[PROVIDED DATA Boundary: Start]

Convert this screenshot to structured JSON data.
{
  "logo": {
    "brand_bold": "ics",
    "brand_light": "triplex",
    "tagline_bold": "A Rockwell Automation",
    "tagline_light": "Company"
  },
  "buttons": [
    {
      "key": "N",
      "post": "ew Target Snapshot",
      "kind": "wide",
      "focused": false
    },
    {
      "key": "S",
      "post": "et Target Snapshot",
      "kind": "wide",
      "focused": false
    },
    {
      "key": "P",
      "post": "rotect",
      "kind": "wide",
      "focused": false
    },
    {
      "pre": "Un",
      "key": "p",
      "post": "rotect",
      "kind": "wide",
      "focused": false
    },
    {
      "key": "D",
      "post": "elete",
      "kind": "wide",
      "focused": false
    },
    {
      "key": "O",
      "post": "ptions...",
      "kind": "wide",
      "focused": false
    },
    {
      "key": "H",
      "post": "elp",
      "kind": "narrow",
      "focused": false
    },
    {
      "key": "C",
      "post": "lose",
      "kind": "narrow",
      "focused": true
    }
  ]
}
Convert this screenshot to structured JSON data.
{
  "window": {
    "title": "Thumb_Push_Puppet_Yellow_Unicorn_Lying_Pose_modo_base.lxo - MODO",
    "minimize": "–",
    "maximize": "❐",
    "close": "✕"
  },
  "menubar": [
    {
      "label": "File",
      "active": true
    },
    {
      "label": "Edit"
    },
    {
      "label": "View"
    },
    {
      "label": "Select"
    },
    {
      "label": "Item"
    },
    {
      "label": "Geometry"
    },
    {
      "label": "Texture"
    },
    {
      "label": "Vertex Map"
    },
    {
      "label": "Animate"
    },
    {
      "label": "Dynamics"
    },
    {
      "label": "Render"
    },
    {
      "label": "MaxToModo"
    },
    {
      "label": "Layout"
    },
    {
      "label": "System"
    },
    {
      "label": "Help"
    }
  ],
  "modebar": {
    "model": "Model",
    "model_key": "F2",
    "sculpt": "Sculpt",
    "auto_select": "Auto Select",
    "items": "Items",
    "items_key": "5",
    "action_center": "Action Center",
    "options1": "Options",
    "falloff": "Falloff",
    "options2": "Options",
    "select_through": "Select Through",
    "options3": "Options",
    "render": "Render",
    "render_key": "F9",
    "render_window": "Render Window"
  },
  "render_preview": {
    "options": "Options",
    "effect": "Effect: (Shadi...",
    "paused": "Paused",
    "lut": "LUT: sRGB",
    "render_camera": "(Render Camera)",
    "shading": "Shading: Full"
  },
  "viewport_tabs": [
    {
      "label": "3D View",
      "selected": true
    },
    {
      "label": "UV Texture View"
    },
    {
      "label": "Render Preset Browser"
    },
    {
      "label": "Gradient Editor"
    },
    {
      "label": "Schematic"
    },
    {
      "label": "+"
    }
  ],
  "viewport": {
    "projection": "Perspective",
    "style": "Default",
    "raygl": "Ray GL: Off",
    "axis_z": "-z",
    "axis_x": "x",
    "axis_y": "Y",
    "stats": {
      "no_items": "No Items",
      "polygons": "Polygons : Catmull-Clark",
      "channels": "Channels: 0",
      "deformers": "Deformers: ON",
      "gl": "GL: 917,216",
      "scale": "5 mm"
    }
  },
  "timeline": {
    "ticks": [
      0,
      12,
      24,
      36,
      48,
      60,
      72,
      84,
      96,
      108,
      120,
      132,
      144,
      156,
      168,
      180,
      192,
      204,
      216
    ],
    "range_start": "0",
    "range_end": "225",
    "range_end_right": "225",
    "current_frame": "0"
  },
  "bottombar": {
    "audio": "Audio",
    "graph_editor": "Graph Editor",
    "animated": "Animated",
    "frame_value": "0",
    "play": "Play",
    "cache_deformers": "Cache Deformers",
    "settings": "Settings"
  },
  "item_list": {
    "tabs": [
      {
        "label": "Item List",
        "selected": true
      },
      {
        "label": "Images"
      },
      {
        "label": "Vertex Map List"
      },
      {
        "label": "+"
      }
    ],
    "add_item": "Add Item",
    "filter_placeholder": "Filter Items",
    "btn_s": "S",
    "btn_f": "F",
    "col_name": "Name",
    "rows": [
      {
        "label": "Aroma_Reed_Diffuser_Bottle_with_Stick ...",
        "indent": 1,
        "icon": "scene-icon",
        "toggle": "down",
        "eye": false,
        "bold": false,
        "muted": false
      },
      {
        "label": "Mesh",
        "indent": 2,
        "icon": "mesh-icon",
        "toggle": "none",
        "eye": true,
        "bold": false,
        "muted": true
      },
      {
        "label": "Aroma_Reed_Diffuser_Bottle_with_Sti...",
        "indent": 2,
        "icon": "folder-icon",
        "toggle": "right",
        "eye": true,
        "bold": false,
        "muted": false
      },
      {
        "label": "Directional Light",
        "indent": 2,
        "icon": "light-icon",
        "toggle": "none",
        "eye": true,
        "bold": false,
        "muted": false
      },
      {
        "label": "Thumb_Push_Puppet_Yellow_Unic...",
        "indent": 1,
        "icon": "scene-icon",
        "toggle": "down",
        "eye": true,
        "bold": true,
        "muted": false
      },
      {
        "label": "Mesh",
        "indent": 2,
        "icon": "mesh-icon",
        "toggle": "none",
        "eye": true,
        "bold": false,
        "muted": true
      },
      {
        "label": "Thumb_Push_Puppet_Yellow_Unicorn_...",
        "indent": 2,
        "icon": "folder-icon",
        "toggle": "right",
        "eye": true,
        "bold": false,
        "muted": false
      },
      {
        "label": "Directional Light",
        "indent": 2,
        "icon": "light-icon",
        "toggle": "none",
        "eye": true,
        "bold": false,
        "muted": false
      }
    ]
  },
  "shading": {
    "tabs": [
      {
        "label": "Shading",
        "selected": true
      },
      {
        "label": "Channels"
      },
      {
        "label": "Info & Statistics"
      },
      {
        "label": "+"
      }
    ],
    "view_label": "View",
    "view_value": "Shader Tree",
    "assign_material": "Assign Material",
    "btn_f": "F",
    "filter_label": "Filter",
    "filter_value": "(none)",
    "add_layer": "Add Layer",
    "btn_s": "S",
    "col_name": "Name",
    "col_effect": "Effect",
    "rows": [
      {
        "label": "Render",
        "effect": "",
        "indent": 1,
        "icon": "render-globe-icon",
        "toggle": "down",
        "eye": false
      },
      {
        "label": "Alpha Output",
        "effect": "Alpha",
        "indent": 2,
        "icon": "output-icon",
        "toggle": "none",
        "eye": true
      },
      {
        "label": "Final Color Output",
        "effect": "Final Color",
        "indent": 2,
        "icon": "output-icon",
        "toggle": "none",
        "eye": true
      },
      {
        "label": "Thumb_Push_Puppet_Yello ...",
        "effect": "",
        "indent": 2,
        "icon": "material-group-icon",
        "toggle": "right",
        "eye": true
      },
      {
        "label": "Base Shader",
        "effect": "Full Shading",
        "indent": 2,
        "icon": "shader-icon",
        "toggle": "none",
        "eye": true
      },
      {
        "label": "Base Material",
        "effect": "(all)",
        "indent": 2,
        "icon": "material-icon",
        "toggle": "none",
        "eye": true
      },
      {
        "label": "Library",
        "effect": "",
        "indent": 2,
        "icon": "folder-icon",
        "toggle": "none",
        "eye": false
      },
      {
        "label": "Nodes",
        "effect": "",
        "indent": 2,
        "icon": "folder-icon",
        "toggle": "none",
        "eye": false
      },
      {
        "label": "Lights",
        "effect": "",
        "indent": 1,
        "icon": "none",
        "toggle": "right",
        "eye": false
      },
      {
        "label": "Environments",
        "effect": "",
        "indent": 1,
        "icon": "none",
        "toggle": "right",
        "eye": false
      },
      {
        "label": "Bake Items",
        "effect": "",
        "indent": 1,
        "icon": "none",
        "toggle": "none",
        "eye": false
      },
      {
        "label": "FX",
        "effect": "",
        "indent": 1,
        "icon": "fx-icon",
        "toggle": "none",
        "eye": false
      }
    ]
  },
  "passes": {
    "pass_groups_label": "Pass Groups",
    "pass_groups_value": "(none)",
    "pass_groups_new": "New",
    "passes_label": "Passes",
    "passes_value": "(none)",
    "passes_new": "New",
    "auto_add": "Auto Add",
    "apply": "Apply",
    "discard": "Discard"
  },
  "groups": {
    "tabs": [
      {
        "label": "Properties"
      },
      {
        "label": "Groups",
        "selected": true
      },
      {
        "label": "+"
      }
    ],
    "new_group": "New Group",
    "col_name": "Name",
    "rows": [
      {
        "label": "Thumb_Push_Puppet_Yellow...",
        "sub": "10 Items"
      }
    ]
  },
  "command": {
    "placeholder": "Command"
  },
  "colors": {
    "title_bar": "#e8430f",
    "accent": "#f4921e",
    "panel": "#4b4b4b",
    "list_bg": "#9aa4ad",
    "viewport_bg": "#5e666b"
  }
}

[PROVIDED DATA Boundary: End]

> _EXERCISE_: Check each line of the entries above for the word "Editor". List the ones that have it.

> _RESULT_:
      "label": "Gradient Editor"
    "graph_editor": "Graph Editor",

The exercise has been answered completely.